Work required :: Exact copies of all the lines below are needed, without the pictures.

[Data about app and page elements]
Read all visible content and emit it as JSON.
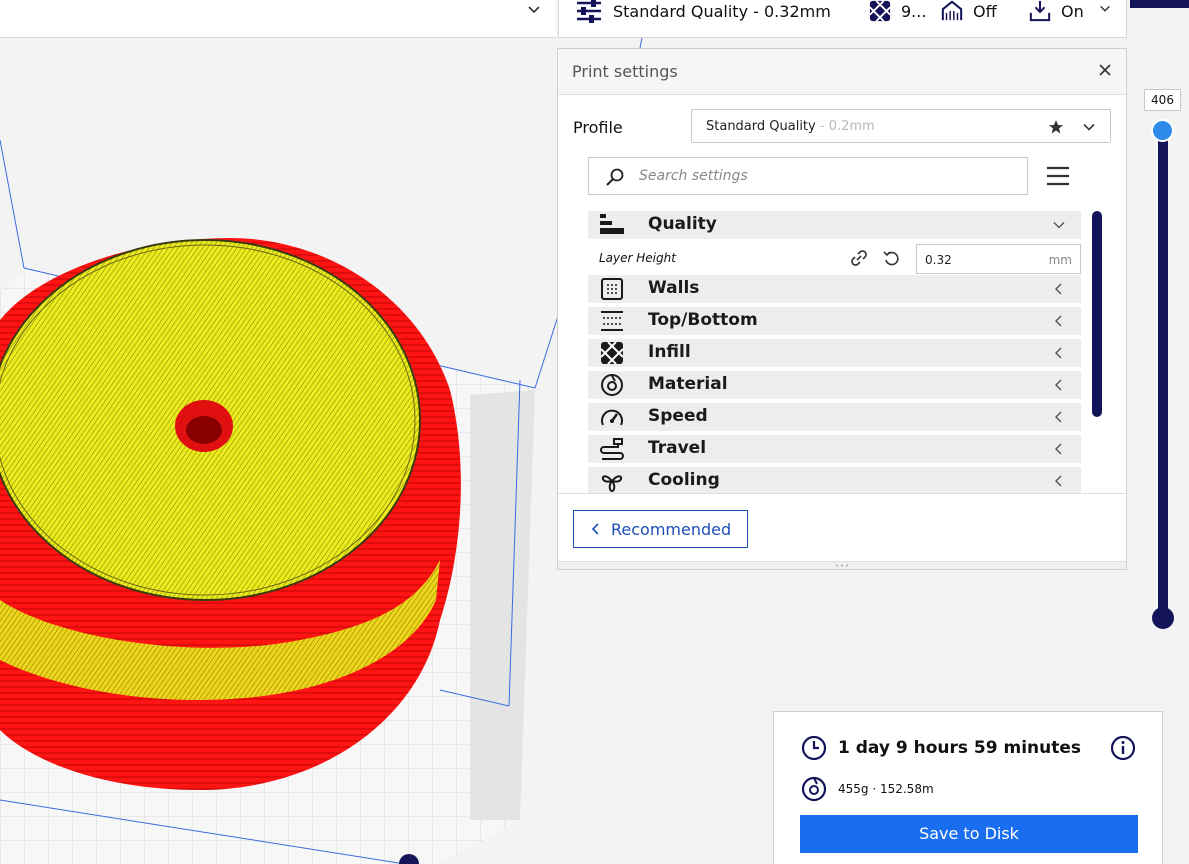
{
  "topbar": {
    "quality_label": "Standard Quality - 0.32mm",
    "infill_value": "9...",
    "support_value": "Off",
    "adhesion_value": "On"
  },
  "panel": {
    "title": "Print settings",
    "profile_label": "Profile",
    "profile_name": "Standard Quality",
    "profile_sub": " - 0.2mm",
    "search_placeholder": "Search settings",
    "categories": [
      {
        "label": "Quality",
        "icon": "quality-icon"
      },
      {
        "label": "Walls",
        "icon": "walls-icon"
      },
      {
        "label": "Top/Bottom",
        "icon": "top-bottom-icon"
      },
      {
        "label": "Infill",
        "icon": "infill-icon"
      },
      {
        "label": "Material",
        "icon": "material-icon"
      },
      {
        "label": "Speed",
        "icon": "speed-icon"
      },
      {
        "label": "Travel",
        "icon": "travel-icon"
      },
      {
        "label": "Cooling",
        "icon": "cooling-icon"
      }
    ],
    "layer_height": {
      "label": "Layer Height",
      "value": "0.32",
      "unit": "mm"
    },
    "recommended_label": "Recommended"
  },
  "layer_slider": {
    "current_layer": "406"
  },
  "print_info": {
    "time": "1 day 9 hours 59 minutes",
    "material": "455g · 152.58m",
    "save_label": "Save to Disk"
  },
  "colors": {
    "accent_blue": "#196ef0",
    "dark_navy": "#14145a",
    "model_red": "#ff1a1a",
    "model_yellow": "#f0f01e"
  }
}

Exercise answer ::
Read all visible content and emit it as JSON.
{
  "topbar": {
    "quality_label": "Standard Quality - 0.32mm",
    "infill_value": "9...",
    "support_value": "Off",
    "adhesion_value": "On"
  },
  "panel": {
    "title": "Print settings",
    "profile_label": "Profile",
    "profile_name": "Standard Quality",
    "profile_sub": " - 0.2mm",
    "search_placeholder": "Search settings",
    "categories": [
      {
        "label": "Quality",
        "icon": "quality-icon"
      },
      {
        "label": "Walls",
        "icon": "walls-icon"
      },
      {
        "label": "Top/Bottom",
        "icon": "top-bottom-icon"
      },
      {
        "label": "Infill",
        "icon": "infill-icon"
      },
      {
        "label": "Material",
        "icon": "material-icon"
      },
      {
        "label": "Speed",
        "icon": "speed-icon"
      },
      {
        "label": "Travel",
        "icon": "travel-icon"
      },
      {
        "label": "Cooling",
        "icon": "cooling-icon"
      }
    ],
    "layer_height": {
      "label": "Layer Height",
      "value": "0.32",
      "unit": "mm"
    },
    "recommended_label": "Recommended"
  },
  "layer_slider": {
    "current_layer": "406"
  },
  "print_info": {
    "time": "1 day 9 hours 59 minutes",
    "material": "455g · 152.58m",
    "save_label": "Save to Disk"
  },
  "colors": {
    "accent_blue": "#196ef0",
    "dark_navy": "#14145a",
    "model_red": "#ff1a1a",
    "model_yellow": "#f0f01e"
  }
}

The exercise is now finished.